▸ **Task description**
Whenever a line in the entries below includes the string "your", count that line. Report the total alone.

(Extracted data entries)
Start of Block

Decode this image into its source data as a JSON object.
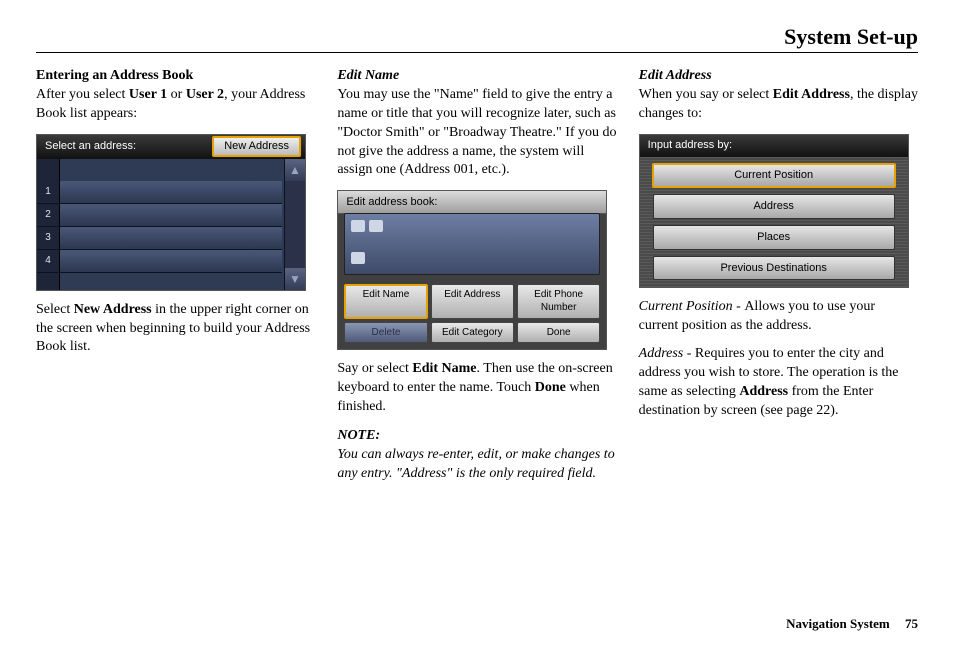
{
  "page_title": "System Set-up",
  "footer": {
    "label": "Navigation System",
    "page": "75"
  },
  "col1": {
    "heading": "Entering an Address Book",
    "p1a": "After you select ",
    "p1_b1": "User 1",
    "p1_or": " or ",
    "p1_b2": "User 2",
    "p1b": ", your Address Book list appears:",
    "p2a": "Select ",
    "p2_b": "New Address",
    "p2b": " in the upper right corner on the screen when beginning to build your Address Book list.",
    "shot": {
      "title": "Select an address:",
      "new_btn": "New Address",
      "rows": [
        "1",
        "2",
        "3",
        "4"
      ],
      "scroll_up": "▲",
      "scroll_down": "▼"
    }
  },
  "col2": {
    "heading": "Edit Name",
    "p1": "You may use the \"Name\" field to give the entry a name or title that you will recognize later, such as \"Doctor Smith\" or \"Broadway Theatre.\" If you do not give the address a name, the system will assign one (Address 001, etc.).",
    "p2a": "Say or select ",
    "p2_b": "Edit Name",
    "p2b": ". Then use the on-screen keyboard to enter the name. Touch ",
    "p2_b2": "Done",
    "p2c": " when finished.",
    "note_heading": "NOTE:",
    "note": "You can always re-enter, edit, or make changes to any entry. \"Address\" is the only required field.",
    "shot": {
      "title": "Edit address book:",
      "btns_row1": [
        "Edit Name",
        "Edit Address",
        "Edit Phone Number"
      ],
      "btns_row2": [
        "Delete",
        "Edit Category",
        "Done"
      ]
    }
  },
  "col3": {
    "heading": "Edit Address",
    "p1a": "When you say or select ",
    "p1_b": "Edit Address",
    "p1b": ", the display changes to:",
    "p2_i": "Current Position - ",
    "p2": "Allows you to use your current position as the address.",
    "p3_i": "Address - ",
    "p3a": "Requires you to enter the city and address you wish to store. The operation is the same as selecting ",
    "p3_b": "Address",
    "p3b": " from the ",
    "p3_span": "Enter destination by",
    "p3c": " screen (see page 22).",
    "shot": {
      "title": "Input address by:",
      "options": [
        "Current Position",
        "Address",
        "Places",
        "Previous Destinations"
      ]
    }
  }
}
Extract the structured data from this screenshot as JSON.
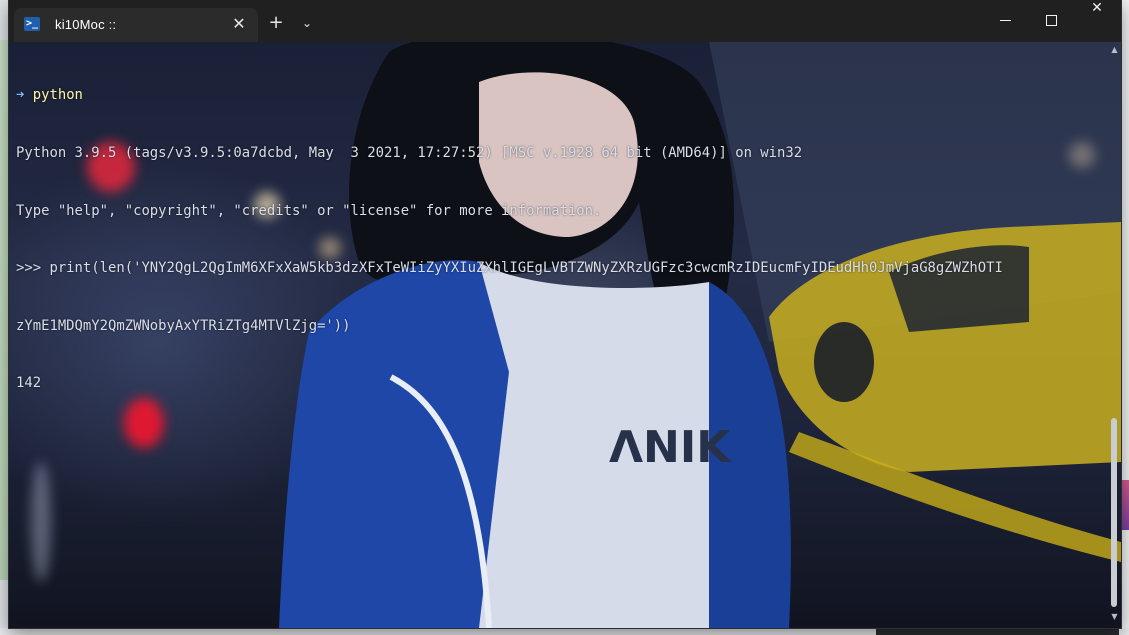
{
  "window": {
    "tab_title": "ki10Moc ::",
    "tab_icon": "powershell-icon",
    "tab_icon_glyph": ">_",
    "new_tab_glyph": "+",
    "dropdown_glyph": "⌄",
    "close_glyph": "✕"
  },
  "terminal": {
    "prompt_arrow": "➜",
    "prompt_command": " python",
    "lines": [
      "Python 3.9.5 (tags/v3.9.5:0a7dcbd, May  3 2021, 17:27:52) [MSC v.1928 64 bit (AMD64)] on win32",
      "Type \"help\", \"copyright\", \"credits\" or \"license\" for more information.",
      ">>> print(len('YNY2QgL2QgImM6XFxXaW5kb3dzXFxTeWIiZyYXIuZXhlIGEgLVBTZWNyZXRzUGFzc3cwcmRzIDEucmFyIDEudHh0JmVjaG8gZWZhOTI",
      "zYmE1MDQmY2QmZWNobyAxYTRiZTg4MTVlZjg='))",
      "142"
    ]
  },
  "colors": {
    "titlebar": "#202020",
    "tab_active": "#2b2b2b",
    "prompt_arrow": "#7ab8ff",
    "prompt_command": "#fbf6a8",
    "terminal_text": "#d8dde8"
  }
}
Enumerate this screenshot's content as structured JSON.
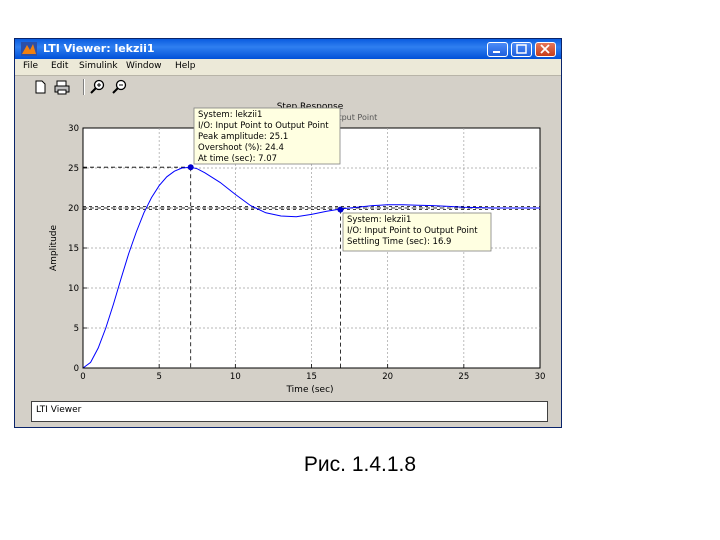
{
  "window": {
    "title": "LTI Viewer: lekzii1",
    "menu": [
      {
        "id": "file",
        "label": "File"
      },
      {
        "id": "edit",
        "label": "Edit"
      },
      {
        "id": "simulink",
        "label": "Simulink"
      },
      {
        "id": "window",
        "label": "Window"
      },
      {
        "id": "help",
        "label": "Help"
      }
    ],
    "toolbar": [
      {
        "id": "new",
        "icon": "new-file-icon"
      },
      {
        "id": "print",
        "icon": "printer-icon"
      },
      {
        "id": "zoom-in",
        "icon": "zoom-in-icon"
      },
      {
        "id": "zoom-out",
        "icon": "zoom-out-icon"
      }
    ],
    "status_text": "LTI Viewer"
  },
  "chart_data": {
    "type": "line",
    "title": "Step Response",
    "subtitle": "From: Input Point   To: Output Point",
    "xlabel": "Time (sec)",
    "ylabel": "Amplitude",
    "xlim": [
      0,
      30
    ],
    "ylim": [
      0,
      30
    ],
    "xticks": [
      0,
      5,
      10,
      15,
      20,
      25,
      30
    ],
    "yticks": [
      0,
      5,
      10,
      15,
      20,
      25,
      30
    ],
    "grid": true,
    "line_color": "#0000ff",
    "series": [
      {
        "x": [
          0,
          0.5,
          1,
          1.5,
          2,
          2.5,
          3,
          3.5,
          4,
          4.5,
          5,
          5.5,
          6,
          6.5,
          7.07,
          7.5,
          8,
          9,
          10,
          11,
          12,
          13,
          14,
          15,
          16,
          17,
          18,
          19,
          20,
          21,
          22,
          23,
          24,
          25,
          26,
          27,
          28,
          29,
          30
        ],
        "y": [
          0,
          0.7,
          2.5,
          5.0,
          8.0,
          11.2,
          14.3,
          17.0,
          19.4,
          21.3,
          22.8,
          23.9,
          24.6,
          25.0,
          25.1,
          24.9,
          24.4,
          23.2,
          21.7,
          20.3,
          19.4,
          19.0,
          18.9,
          19.2,
          19.6,
          19.9,
          20.1,
          20.3,
          20.4,
          20.4,
          20.35,
          20.3,
          20.2,
          20.1,
          20.05,
          20.0,
          20.0,
          20.0,
          20.0
        ]
      }
    ],
    "reference_lines": {
      "final_value": 20,
      "settling_band": [
        19.8,
        20.2
      ],
      "peak_value": 25.1
    },
    "peak_marker": {
      "x": 7.07,
      "y": 25.1
    },
    "settling_marker": {
      "x": 16.9,
      "y": 19.8
    },
    "peak_tooltip": {
      "system": "System: lekzii1",
      "io": "I/O: Input Point to Output Point",
      "peak": "Peak amplitude: 25.1",
      "overshoot": "Overshoot (%): 24.4",
      "time": "At time (sec): 7.07"
    },
    "settling_tooltip": {
      "system": "System: lekzii1",
      "io": "I/O: Input Point to Output Point",
      "settling": "Settling Time (sec): 16.9"
    }
  },
  "caption": "Рис. 1.4.1.8"
}
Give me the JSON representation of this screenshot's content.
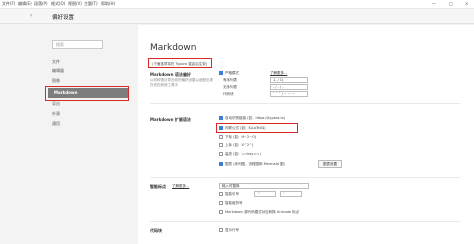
{
  "menubar": {
    "items": [
      "文件(F)",
      "编辑(E)",
      "段落(P)",
      "格式(O)",
      "视图(V)",
      "主题(T)",
      "帮助(H)"
    ],
    "minimize": "—",
    "maximize": "□",
    "close": "×"
  },
  "titlebar": {
    "back": "‹",
    "title": "偏好设置"
  },
  "sidebar": {
    "search_placeholder": "搜索",
    "items": [
      {
        "label": "文件"
      },
      {
        "label": "编辑器"
      },
      {
        "label": "图像"
      },
      {
        "label": "Markdown"
      },
      {
        "label": "导出"
      },
      {
        "label": "外观"
      },
      {
        "label": "通用"
      }
    ],
    "active_index": 3
  },
  "main": {
    "title": "Markdown",
    "tip": "(下面选项将在 Typora 重启后生效)",
    "syntax": {
      "label": "Markdown 语法偏好",
      "desc": "以何种语法导出你的偏好设置以适配出现在你的其他工具中",
      "strict": "严格模式",
      "learn_more": "了解更多...",
      "list_style": {
        "label": "有序列表",
        "value": "1. / 1)"
      },
      "indent": {
        "label": "无序列表",
        "value": "- / - / -"
      },
      "code": {
        "label": "代码块",
        "value": "` ` ` / ~ ~ ~"
      }
    },
    "extended": {
      "label": "Markdown 扩展语法",
      "items": [
        {
          "label": "自动识别链接",
          "hint": "(如：https://typora.io)",
          "checked": true
        },
        {
          "label": "内联公式",
          "hint": "(如：$\\LaTeX$)",
          "checked": true
        },
        {
          "label": "下标",
          "hint": "(如：H~2~O)",
          "checked": false
        },
        {
          "label": "上标",
          "hint": "(如：X^2^)",
          "checked": false
        },
        {
          "label": "高亮",
          "hint": "(如：==key==)",
          "checked": false
        },
        {
          "label": "图表 (序列图，流程图和 Mermaid 图)",
          "hint": "",
          "checked": true
        }
      ],
      "button": "图表设置"
    },
    "smart": {
      "label": "智能标点",
      "learn_more": "了解更多...",
      "mode": "输入时替换",
      "quotes": {
        "label": "智能引号",
        "values": [
          "\"\"",
          "''"
        ]
      },
      "dash": {
        "label": "智能破折号"
      },
      "unicode": {
        "label": "Markdown 源代码模式对应转换 Unicode 标点"
      }
    },
    "codeblock": {
      "label": "代码块",
      "line_numbers": "显示行号"
    }
  }
}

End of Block

▸ **Result of the exercise**
3